§ Task
Scan the entries below. List each line with "Response".

Records from a collection:
☆ ☆ ☆ ☆ ☆

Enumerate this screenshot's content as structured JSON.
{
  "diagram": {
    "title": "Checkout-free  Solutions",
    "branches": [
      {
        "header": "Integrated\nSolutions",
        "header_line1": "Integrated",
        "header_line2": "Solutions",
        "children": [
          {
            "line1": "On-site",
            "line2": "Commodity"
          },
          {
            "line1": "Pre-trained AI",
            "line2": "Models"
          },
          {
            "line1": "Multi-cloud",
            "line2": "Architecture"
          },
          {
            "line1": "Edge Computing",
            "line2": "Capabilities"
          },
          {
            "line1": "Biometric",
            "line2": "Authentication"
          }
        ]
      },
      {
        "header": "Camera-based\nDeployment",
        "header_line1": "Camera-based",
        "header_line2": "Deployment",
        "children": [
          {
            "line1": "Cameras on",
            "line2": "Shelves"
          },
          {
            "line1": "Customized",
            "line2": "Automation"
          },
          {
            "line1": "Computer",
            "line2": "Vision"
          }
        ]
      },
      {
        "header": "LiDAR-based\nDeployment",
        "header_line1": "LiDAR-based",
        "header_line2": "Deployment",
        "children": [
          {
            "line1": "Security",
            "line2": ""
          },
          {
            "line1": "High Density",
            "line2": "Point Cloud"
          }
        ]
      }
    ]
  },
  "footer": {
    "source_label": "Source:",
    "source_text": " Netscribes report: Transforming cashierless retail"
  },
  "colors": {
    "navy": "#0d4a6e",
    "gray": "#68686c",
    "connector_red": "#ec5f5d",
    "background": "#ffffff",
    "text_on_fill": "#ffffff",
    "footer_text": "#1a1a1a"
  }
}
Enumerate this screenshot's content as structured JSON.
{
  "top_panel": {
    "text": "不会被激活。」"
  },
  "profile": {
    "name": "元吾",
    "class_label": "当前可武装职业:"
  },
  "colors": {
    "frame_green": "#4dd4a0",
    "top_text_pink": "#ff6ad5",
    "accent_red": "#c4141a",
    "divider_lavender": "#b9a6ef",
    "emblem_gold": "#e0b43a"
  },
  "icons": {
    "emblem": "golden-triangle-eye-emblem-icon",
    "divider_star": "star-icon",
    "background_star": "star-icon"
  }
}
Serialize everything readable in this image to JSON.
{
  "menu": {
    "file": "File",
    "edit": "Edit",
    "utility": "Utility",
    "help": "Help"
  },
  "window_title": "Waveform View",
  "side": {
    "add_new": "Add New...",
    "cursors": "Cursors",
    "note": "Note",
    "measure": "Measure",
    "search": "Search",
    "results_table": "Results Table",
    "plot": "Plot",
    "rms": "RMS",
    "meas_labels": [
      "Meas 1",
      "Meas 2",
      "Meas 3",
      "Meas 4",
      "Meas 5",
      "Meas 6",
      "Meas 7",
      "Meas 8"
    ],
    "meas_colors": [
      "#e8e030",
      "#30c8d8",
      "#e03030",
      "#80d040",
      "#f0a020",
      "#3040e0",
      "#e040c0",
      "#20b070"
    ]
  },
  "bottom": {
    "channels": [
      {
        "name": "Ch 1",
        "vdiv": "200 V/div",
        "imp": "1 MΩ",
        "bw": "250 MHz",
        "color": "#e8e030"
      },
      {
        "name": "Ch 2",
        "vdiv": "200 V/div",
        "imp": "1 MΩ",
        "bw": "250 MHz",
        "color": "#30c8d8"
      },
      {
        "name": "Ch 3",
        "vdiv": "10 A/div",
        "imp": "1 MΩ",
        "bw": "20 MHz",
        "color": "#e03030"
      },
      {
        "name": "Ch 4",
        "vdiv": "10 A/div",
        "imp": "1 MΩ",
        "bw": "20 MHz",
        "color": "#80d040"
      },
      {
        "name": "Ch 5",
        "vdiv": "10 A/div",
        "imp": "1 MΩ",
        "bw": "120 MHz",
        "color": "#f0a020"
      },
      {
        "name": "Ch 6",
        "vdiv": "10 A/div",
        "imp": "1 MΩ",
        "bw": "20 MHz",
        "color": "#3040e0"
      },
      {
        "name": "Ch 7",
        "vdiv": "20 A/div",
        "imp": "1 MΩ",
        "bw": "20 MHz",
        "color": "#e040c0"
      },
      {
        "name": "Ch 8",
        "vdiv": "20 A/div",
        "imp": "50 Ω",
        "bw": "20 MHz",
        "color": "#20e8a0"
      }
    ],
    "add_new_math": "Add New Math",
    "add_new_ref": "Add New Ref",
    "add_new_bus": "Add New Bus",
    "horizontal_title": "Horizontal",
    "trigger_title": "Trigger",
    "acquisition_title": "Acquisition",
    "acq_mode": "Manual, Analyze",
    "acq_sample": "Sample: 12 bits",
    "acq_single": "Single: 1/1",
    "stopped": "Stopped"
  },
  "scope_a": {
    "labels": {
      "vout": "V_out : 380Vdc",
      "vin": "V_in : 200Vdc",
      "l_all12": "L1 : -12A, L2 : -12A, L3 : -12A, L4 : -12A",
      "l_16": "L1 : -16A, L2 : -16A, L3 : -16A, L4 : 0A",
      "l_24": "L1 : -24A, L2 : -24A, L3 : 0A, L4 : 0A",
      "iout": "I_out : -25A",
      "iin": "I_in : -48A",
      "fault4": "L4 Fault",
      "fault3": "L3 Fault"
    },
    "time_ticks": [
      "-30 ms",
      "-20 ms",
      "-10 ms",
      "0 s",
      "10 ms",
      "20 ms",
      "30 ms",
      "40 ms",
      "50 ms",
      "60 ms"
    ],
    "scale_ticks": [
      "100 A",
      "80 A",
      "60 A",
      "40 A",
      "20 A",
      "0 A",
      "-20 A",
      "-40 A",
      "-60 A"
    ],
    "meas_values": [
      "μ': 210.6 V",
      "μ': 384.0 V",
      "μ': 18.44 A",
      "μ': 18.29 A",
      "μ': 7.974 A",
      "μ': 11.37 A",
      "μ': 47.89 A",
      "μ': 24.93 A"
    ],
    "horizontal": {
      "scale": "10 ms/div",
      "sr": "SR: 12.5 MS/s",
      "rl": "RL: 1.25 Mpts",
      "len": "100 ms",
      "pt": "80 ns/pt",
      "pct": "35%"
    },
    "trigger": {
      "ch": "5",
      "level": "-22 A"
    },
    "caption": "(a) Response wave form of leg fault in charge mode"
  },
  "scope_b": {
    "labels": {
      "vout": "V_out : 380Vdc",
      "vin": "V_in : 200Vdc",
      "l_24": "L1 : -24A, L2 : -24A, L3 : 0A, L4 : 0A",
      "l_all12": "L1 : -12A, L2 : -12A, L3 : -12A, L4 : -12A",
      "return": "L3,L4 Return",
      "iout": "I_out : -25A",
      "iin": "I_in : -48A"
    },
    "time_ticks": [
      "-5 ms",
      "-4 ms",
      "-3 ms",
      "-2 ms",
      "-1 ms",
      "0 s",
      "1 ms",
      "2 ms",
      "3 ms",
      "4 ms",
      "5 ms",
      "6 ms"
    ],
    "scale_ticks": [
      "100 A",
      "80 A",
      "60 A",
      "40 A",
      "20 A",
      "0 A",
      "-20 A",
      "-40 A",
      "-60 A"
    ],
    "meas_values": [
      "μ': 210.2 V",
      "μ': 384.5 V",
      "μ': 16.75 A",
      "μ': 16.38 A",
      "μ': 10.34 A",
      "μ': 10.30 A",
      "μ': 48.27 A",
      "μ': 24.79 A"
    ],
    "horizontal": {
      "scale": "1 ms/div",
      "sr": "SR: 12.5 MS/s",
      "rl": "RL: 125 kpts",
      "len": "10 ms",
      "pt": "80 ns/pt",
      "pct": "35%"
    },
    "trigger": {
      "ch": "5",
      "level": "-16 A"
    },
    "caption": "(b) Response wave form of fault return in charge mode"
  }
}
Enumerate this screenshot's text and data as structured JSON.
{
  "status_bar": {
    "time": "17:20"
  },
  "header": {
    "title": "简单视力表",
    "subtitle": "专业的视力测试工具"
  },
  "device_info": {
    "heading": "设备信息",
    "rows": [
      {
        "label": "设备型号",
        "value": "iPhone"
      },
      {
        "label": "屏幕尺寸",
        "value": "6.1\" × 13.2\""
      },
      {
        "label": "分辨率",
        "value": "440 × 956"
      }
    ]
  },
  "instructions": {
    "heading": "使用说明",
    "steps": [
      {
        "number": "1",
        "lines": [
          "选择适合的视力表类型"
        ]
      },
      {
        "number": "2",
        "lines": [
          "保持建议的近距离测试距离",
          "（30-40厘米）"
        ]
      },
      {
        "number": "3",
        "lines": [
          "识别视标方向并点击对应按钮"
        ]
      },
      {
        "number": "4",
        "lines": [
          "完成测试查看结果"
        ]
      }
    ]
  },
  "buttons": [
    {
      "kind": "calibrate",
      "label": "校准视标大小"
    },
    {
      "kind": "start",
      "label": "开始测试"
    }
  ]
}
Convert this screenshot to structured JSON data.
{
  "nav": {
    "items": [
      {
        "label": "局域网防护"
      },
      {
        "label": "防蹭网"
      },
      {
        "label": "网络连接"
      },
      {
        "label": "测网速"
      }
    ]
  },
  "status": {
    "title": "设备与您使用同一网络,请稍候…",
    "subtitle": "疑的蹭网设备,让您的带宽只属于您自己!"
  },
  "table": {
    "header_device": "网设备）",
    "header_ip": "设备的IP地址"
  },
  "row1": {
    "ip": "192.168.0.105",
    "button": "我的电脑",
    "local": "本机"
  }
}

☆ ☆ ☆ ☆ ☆

§ Solution to this task
    "caption": "(a) Response wave form of leg fault in charge mode"
    "caption": "(b) Response wave form of fault return in charge mode"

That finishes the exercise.